External Affairs Minister S M Krishna on Tuesday said the Indian government will be contacting the government of Bangladesh to seek the extradition of suspected Kandahar hijack accused and top Jaish-e Mohammed militant Nannu Mia alias Belal Mandol.
Krishna said New Delhi would move on the matter expeditiously after Mandol's admission that he had played a key role in the hijacking of the Indian Airlines plane IC-814 in 1999 from Kathmandu to Kandahar.
Mandol was arrested by security agencies in Dhaka along with four other militants near the Dhaka College, Bangladeshi officials have said.
Five operatives of the Pakistan-based militant group Jaish-e-Mohammed, including its Pakistani coordinator in Bangladesh who was also a recruiter for operations in India, were nabbed in Dhaka, officials said on Sunday.

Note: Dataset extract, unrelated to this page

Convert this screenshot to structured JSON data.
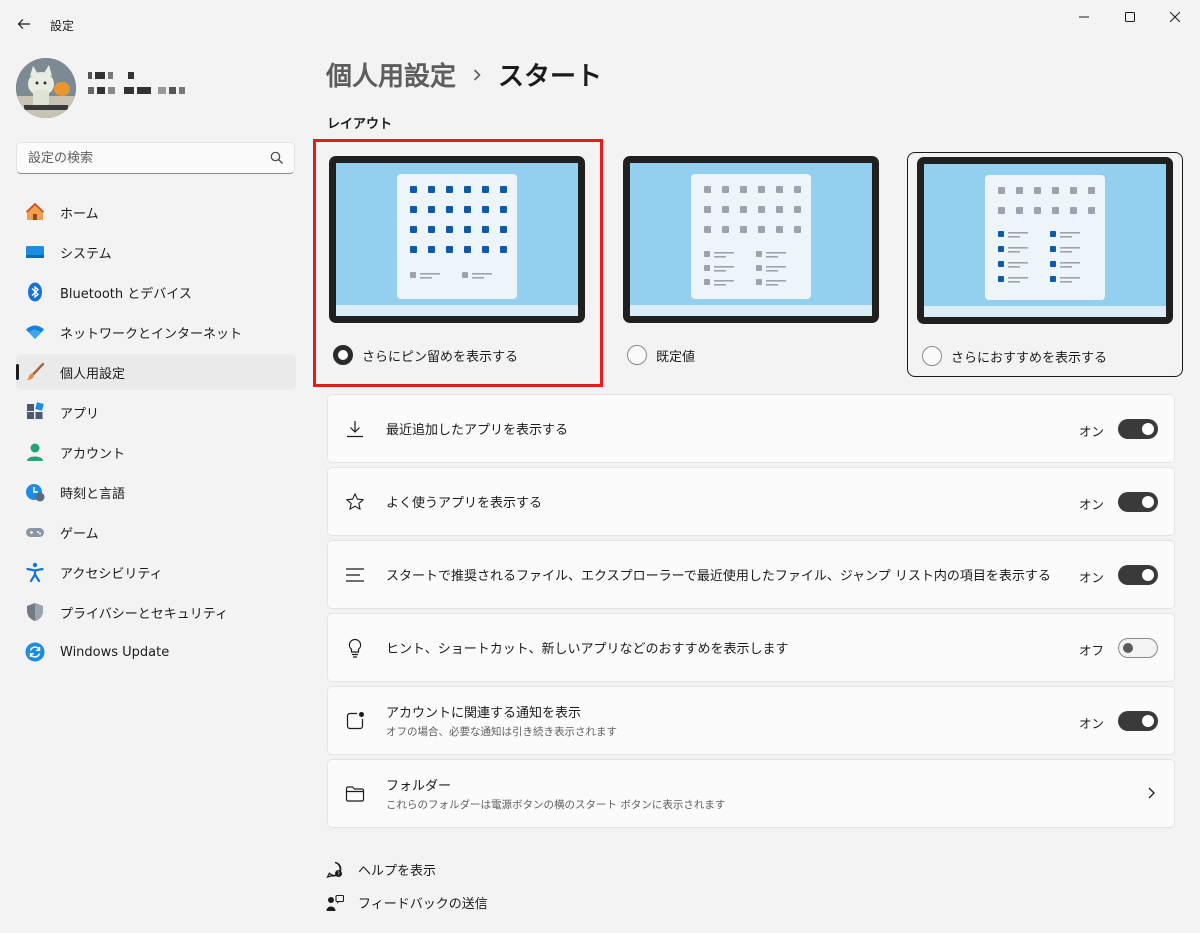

Of the five JeM activists, one is a Pakistani national while the remaining four are Bangladeshi citizens, said Mohammad Kamaruzzaman, assistant director of the elite Rapid Action Battalion.
The arrest of Belal, who claims to be a native of north Bangladeshi town Sylhet, along with Rezwan Ahmed is being considered as a major success by the local authorities.
A private television channel quoted RAB officials, as saying they had learnt that Nannu was imprisoned in Guwahati for about ten years, with more than four militancy-related cases pending against him in different courts in India.
Rezwan, 26, of Karachi, his two brothers Imazuddin alias Munna and Sadek Hossain alias Khoka and Abu Naser Munshi was arrested during the special anti-militancy drive.
RAB officials said Rezwan had confessed that he was JeM's regional coordinator and also a recruiting agent for conducting operations in India.
Rezwan, a fluent speaker in Hindi, Urdu, Bangla and English, was well trained to use handguns, sniper rifles, automatic weapons, light machine guns, heavy machineguns, RPGs and executing operations using explosives, officials said.
They said he was also skilled in planning suicide attacks at rail stations and trains.